The primary cause of COPD is cigarette smoking or exposure to tobacco smoke.
It is estimated that 90% of the risk for development of COPD is related to
tobacco smoke. The smoke can also be secondhand smoke (tobacco smoke
exhaled by a smoker and then breathed in by a non-smoker).
Other causes of COPD are related to air pollution, such as that seen with
burning coal or wood and with industrial air pollutants.
Infectious diseases that destroy lung tissue and patients with hyperactive
airways or asthma may also contribute to causing this disease.
The physical changes or causes are airway obstruction by thick mucus or by
poor lung tissue compliance (the elasticity, or ability of the lung tissue to
expand) that can either block air from entering the alveoli or by not permitting
the alveoli to expel CO2 because the elastic tissue becomes nonfunctional. The
overall result is that oxygen in the air cannot get by obstructions (for
example, thick mucus plugs) to reach alveoli; or as is the case with emphysema
or alpha-1 antitrypsin deficiency, the oxygen or air that reaches alveoli cannot

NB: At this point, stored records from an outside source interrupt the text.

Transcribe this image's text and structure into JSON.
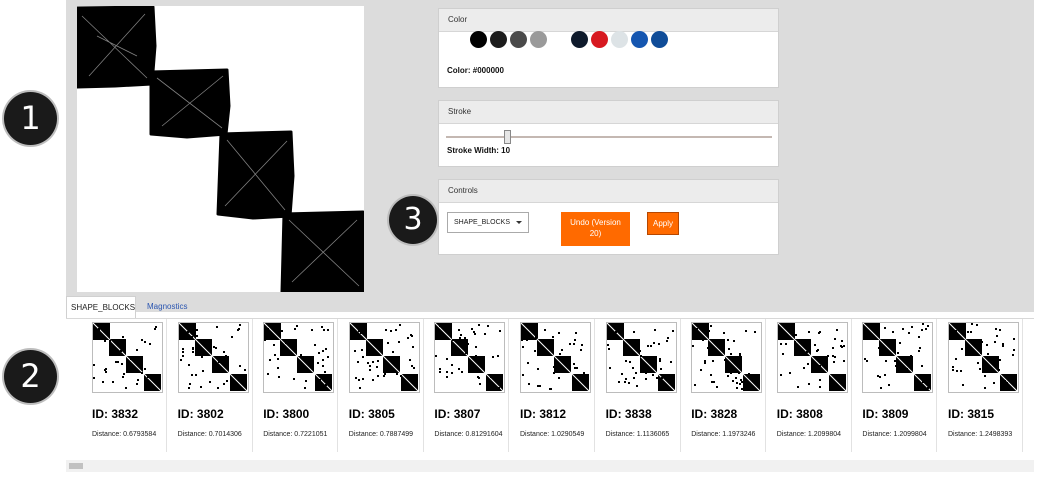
{
  "badges": {
    "one": "1",
    "two": "2",
    "three": "3"
  },
  "color_panel": {
    "header": "Color",
    "current_label": "Color: #000000",
    "swatches": [
      {
        "name": "black",
        "hex": "#000000"
      },
      {
        "name": "near-black",
        "hex": "#1c1c1c"
      },
      {
        "name": "dark-gray",
        "hex": "#4a4a4a"
      },
      {
        "name": "gray",
        "hex": "#9a9a9a"
      },
      {
        "name": "navy",
        "hex": "#0e1a2b"
      },
      {
        "name": "red",
        "hex": "#d71920"
      },
      {
        "name": "light-gray",
        "hex": "#dde3e6"
      },
      {
        "name": "blue",
        "hex": "#1556b0"
      },
      {
        "name": "dark-blue",
        "hex": "#0f4c98"
      }
    ]
  },
  "stroke_panel": {
    "header": "Stroke",
    "width_label": "Stroke Width: 10",
    "width_value": 10
  },
  "controls_panel": {
    "header": "Controls",
    "dropdown_value": "SHAPE_BLOCKS",
    "undo_label": "Undo (Version 20)",
    "apply_label": "Apply"
  },
  "tabs": {
    "active": "SHAPE_BLOCKS",
    "inactive": "Magnostics"
  },
  "results": [
    {
      "id": "ID: 3832",
      "distance": "Distance: 0.6793584"
    },
    {
      "id": "ID: 3802",
      "distance": "Distance: 0.7014306"
    },
    {
      "id": "ID: 3800",
      "distance": "Distance: 0.7221051"
    },
    {
      "id": "ID: 3805",
      "distance": "Distance: 0.7887499"
    },
    {
      "id": "ID: 3807",
      "distance": "Distance: 0.81291604"
    },
    {
      "id": "ID: 3812",
      "distance": "Distance: 1.0290549"
    },
    {
      "id": "ID: 3838",
      "distance": "Distance: 1.1136065"
    },
    {
      "id": "ID: 3828",
      "distance": "Distance: 1.1973246"
    },
    {
      "id": "ID: 3808",
      "distance": "Distance: 1.2099804"
    },
    {
      "id": "ID: 3809",
      "distance": "Distance: 1.2099804"
    },
    {
      "id": "ID: 3815",
      "distance": "Distance: 1.2498393"
    }
  ]
}
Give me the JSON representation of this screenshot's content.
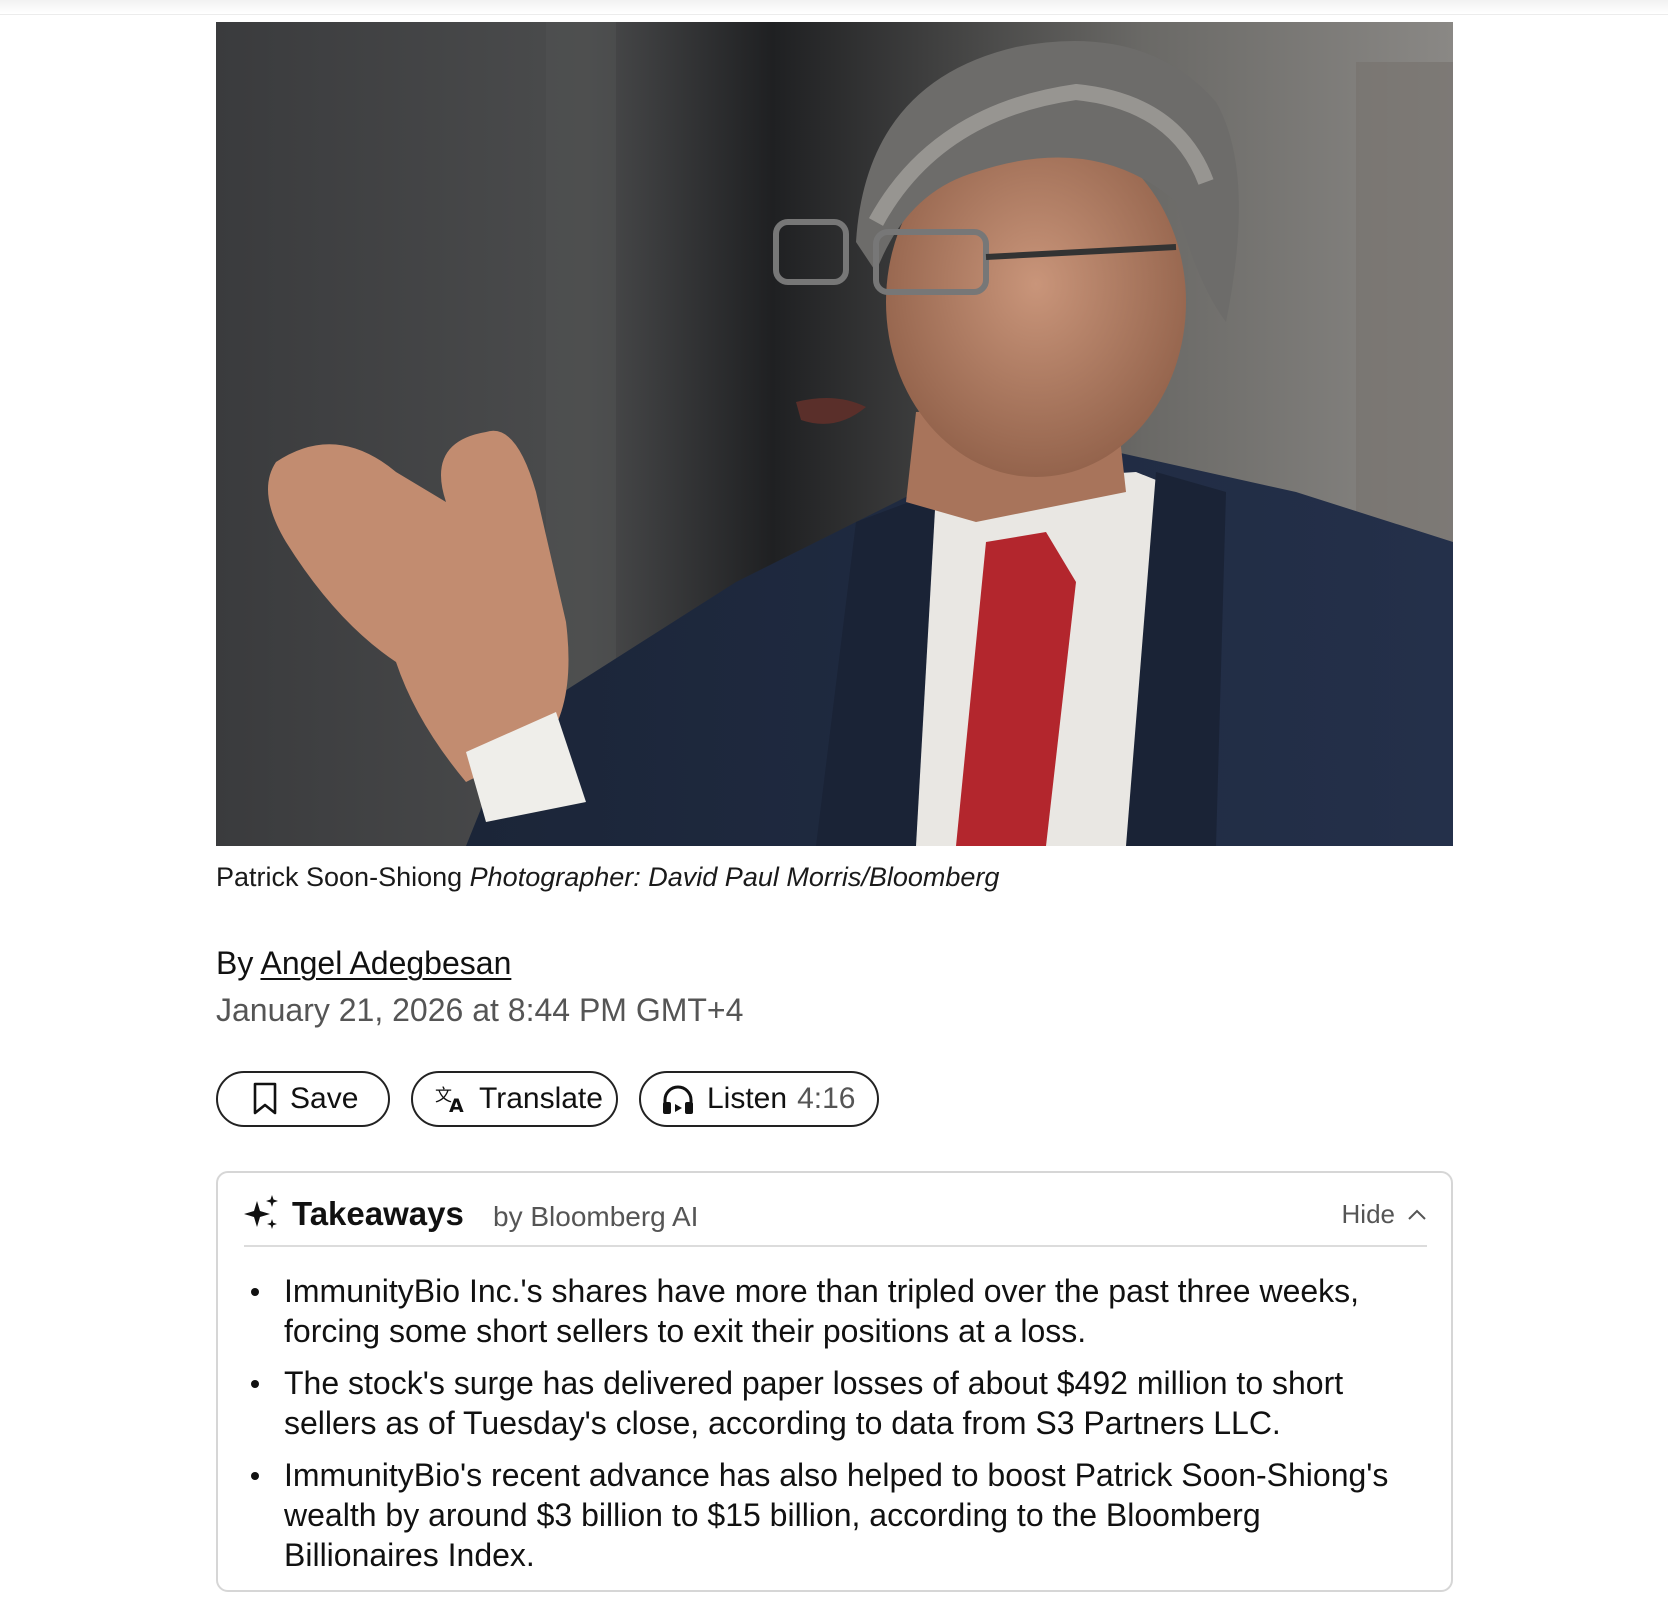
{
  "photo": {
    "caption_subject": "Patrick Soon-Shiong",
    "caption_credit": "Photographer: David Paul Morris/Bloomberg"
  },
  "byline": {
    "prefix": "By",
    "author": "Angel Adegbesan",
    "date": "January 21, 2026 at 8:44 PM GMT+4"
  },
  "actions": {
    "save_label": "Save",
    "translate_label": "Translate",
    "listen_label": "Listen",
    "listen_duration": "4:16",
    "save_icon": "bookmark-icon",
    "translate_icon": "translate-icon",
    "listen_icon": "headphones-icon"
  },
  "takeaways": {
    "title": "Takeaways",
    "by": "by Bloomberg AI",
    "hide_label": "Hide",
    "title_icon": "sparkle-icon",
    "hide_icon": "chevron-up-icon",
    "items": [
      "ImmunityBio Inc.'s shares have more than tripled over the past three weeks, forcing some short sellers to exit their positions at a loss.",
      "The stock's surge has delivered paper losses of about $492 million to short sellers as of Tuesday's close, according to data from S3 Partners LLC.",
      "ImmunityBio's recent advance has also helped to boost Patrick Soon-Shiong's wealth by around $3 billion to $15 billion, according to the Bloomberg Billionaires Index."
    ]
  }
}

be expelled. In either case, the exchange of oxygen and carbon dioxide that
usually occurs in healthy alveoli is either inhibited or prevented.
Consequently, the person exhibits a progressive difficulty, first coughing to

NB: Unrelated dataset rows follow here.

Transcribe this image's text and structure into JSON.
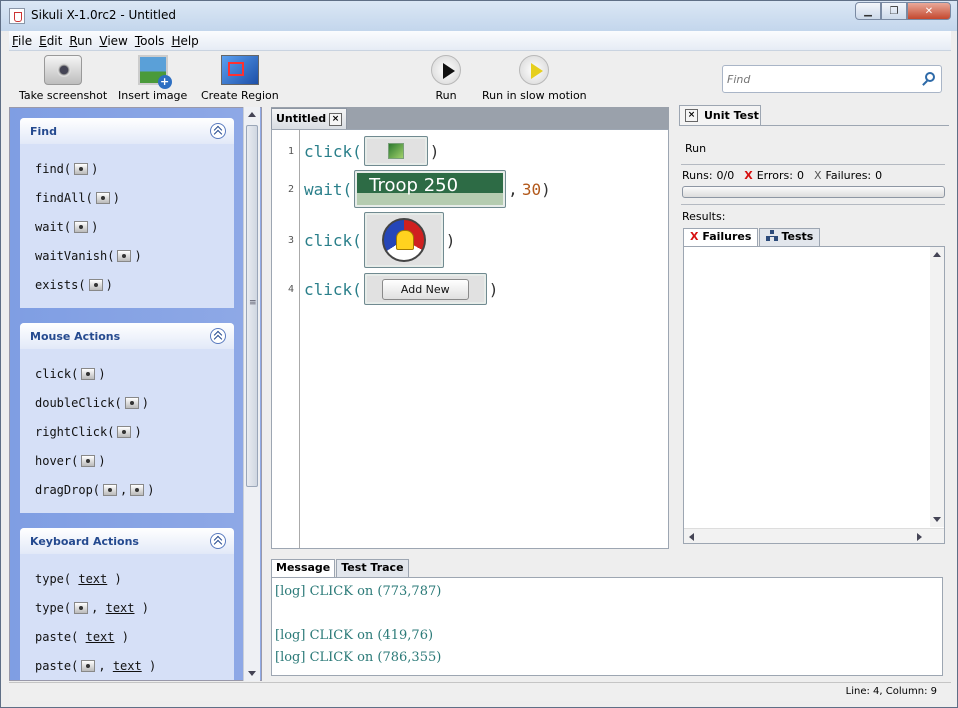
{
  "window": {
    "title": "Sikuli X-1.0rc2 - Untitled"
  },
  "menu": [
    "File",
    "Edit",
    "Run",
    "View",
    "Tools",
    "Help"
  ],
  "toolbar": {
    "take_screenshot": "Take screenshot",
    "insert_image": "Insert image",
    "create_region": "Create Region",
    "run": "Run",
    "run_slow": "Run in slow motion",
    "search_placeholder": "Find"
  },
  "commands": {
    "find": {
      "title": "Find",
      "items": [
        {
          "fn": "find(",
          "end": ")"
        },
        {
          "fn": "findAll(",
          "end": ")"
        },
        {
          "fn": "wait(",
          "end": ")"
        },
        {
          "fn": "waitVanish(",
          "end": ")"
        },
        {
          "fn": "exists(",
          "end": ")"
        }
      ]
    },
    "mouse": {
      "title": "Mouse Actions",
      "items": [
        {
          "fn": "click(",
          "end": ")"
        },
        {
          "fn": "doubleClick(",
          "end": ")"
        },
        {
          "fn": "rightClick(",
          "end": ")"
        },
        {
          "fn": "hover(",
          "end": ")"
        },
        {
          "fn": "dragDrop(",
          "sep": ",",
          "end": ")"
        }
      ]
    },
    "keyboard": {
      "title": "Keyboard Actions",
      "items": [
        {
          "fn": "type(",
          "arg": "text",
          "end": ")"
        },
        {
          "fn": "type(",
          "sep": ",",
          "arg": "text",
          "end": ")"
        },
        {
          "fn": "paste(",
          "arg": "text",
          "end": ")"
        },
        {
          "fn": "paste(",
          "sep": ",",
          "arg": "text",
          "end": ")"
        }
      ]
    }
  },
  "editor": {
    "tab_title": "Untitled",
    "tab_close": "×",
    "lines": [
      {
        "no": "1",
        "fn": "click(",
        "end": ")"
      },
      {
        "no": "2",
        "fn": "wait(",
        "pattern_text": "Troop 250",
        "sep": ",",
        "arg": "30",
        "end": ")"
      },
      {
        "no": "3",
        "fn": "click(",
        "end": ")"
      },
      {
        "no": "4",
        "fn": "click(",
        "pattern_text": "Add New",
        "end": ")"
      }
    ]
  },
  "unit_test": {
    "tab": "Unit Test",
    "run": "Run",
    "runs_label": "Runs:",
    "runs_value": "0/0",
    "errors_label": "Errors:",
    "errors_value": "0",
    "failures_label": "Failures:",
    "failures_value": "0",
    "results_label": "Results:",
    "tab_failures": "Failures",
    "tab_tests": "Tests",
    "x": "X"
  },
  "messages": {
    "tabs": [
      "Message",
      "Test Trace"
    ],
    "log": [
      "[log] CLICK on (773,787)",
      "",
      "[log] CLICK on (419,76)",
      "[log] CLICK on (786,355)"
    ]
  },
  "status": {
    "text": "Line: 4, Column: 9"
  }
}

remove obstructions like mucus, and then in breathing, especially with exertion.